In addition, the military and political situation in the world has been escalating, and Russia simply needs to have its armed forces present in certain key regions of the globe. This will give Russia an opportunity to feel more secure. Of course, it goes about the obvious military confrontation with the navy of the United States and NATO, but the very presence of the Russian Navy in this region can be a decisive factor in making certain strategic decisions.
Problems for the creation of the Mediterranean Fleet

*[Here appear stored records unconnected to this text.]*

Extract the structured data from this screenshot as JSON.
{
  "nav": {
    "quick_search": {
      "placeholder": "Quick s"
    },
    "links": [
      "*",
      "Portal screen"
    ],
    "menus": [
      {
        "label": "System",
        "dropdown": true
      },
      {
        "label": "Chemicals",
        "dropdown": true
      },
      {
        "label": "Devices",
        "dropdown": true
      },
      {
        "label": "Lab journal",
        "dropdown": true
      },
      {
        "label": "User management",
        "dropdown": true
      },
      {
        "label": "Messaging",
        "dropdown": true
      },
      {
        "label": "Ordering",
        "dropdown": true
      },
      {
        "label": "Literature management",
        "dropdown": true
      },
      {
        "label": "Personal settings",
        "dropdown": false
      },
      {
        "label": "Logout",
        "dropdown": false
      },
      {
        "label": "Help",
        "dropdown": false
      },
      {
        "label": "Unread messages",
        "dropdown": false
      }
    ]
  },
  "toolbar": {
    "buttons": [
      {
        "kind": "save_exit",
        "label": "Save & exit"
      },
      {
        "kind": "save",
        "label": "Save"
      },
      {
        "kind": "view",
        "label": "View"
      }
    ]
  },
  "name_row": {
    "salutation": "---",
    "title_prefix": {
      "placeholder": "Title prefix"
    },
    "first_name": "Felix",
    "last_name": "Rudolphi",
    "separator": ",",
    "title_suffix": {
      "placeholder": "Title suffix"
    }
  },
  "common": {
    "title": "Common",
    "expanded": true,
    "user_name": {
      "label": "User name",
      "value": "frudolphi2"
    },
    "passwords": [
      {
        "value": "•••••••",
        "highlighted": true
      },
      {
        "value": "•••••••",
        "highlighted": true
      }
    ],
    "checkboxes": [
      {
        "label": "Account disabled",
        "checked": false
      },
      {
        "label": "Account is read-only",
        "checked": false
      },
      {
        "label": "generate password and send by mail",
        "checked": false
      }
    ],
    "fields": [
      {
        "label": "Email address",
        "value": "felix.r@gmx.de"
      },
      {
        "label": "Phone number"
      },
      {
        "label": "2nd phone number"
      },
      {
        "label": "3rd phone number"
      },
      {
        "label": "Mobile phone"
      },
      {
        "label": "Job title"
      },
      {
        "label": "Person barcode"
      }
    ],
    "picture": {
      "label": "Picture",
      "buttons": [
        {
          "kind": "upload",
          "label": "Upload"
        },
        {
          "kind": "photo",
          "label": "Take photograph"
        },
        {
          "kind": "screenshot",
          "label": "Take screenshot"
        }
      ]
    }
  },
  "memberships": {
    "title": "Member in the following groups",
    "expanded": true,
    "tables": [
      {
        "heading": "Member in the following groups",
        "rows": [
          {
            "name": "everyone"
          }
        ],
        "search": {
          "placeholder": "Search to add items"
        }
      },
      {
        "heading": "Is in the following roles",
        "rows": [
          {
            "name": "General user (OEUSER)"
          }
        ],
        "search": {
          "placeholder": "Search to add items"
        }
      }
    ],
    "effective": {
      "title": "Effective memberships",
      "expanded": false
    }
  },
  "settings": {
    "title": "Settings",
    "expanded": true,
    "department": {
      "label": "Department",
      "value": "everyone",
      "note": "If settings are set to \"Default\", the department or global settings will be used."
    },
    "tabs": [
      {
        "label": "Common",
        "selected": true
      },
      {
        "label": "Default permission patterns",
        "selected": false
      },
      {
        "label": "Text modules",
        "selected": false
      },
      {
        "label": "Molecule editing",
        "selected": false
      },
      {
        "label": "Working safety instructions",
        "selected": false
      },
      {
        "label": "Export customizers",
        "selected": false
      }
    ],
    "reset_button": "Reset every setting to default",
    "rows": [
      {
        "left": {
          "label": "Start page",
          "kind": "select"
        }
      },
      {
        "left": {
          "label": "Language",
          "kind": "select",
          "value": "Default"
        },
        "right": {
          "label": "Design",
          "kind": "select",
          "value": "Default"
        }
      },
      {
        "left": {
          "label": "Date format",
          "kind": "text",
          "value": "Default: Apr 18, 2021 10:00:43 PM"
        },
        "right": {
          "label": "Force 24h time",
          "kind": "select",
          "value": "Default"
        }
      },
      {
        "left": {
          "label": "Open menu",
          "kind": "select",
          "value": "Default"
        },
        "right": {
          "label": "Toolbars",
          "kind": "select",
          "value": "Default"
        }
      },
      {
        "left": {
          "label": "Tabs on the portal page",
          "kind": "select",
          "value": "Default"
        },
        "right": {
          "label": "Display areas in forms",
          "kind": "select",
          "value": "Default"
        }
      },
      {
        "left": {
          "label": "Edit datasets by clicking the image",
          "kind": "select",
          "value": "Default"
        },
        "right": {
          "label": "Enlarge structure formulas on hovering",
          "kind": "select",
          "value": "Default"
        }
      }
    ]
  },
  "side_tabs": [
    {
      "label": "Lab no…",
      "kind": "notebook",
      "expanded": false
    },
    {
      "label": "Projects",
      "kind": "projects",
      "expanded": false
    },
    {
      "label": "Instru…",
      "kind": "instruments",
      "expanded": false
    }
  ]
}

Creating the Mediterranean fleet is a very difficult and long process that requires great effort in solving various problems. Admiral Viktor Kravchenko, former head of the General Staff of the Navy, is skeptical about the establishment of the Mediterranean Fleet. In his view, the current state of affairs in the Russian army will not let the country collect ten ships for the new squadron. This is nothing but wishful thinking, the admiral believes.
Northern, Baltic and Black fleets can provide the maximum of one or two combat-capable vessels, the admiral said. If formed, the group of such vessels will have their resources exhausted in just a year; repairs will be required afterwards.
Creating a Mediterranean squadron will require locations for its deployment. A naval base in Tartus, Syria, will have to be reconstructed, which is a long process. Rumor has it that the Russian Federation has offered financial assistance to Cyprus in exchange for an army base.
The whole point of creating such a squadron will be lost in case the Americans overthrow Assad. Should this be the case, the presence of the Russian fleet in the Mediterranean will be pointless. The main goal of the Russian naval group in the region is to protect independent states in the region from U.S. military intervention. This is exactly the reason why Russia wants to create its fleet in the Mediterranean Sea.
The head of Russian Technologies, Sergei Chemezov, clarified the fate of anti-aircraft guided missiles that Russia was supposed to deliver to China
The Basmanny Court of Moscow arrested Michael Calvey, the founder of Baring Vostok investment fund, on allegations of embezzling 2.5 billion rubles from Vostochny Bank. Calvey will be held in custody until April 13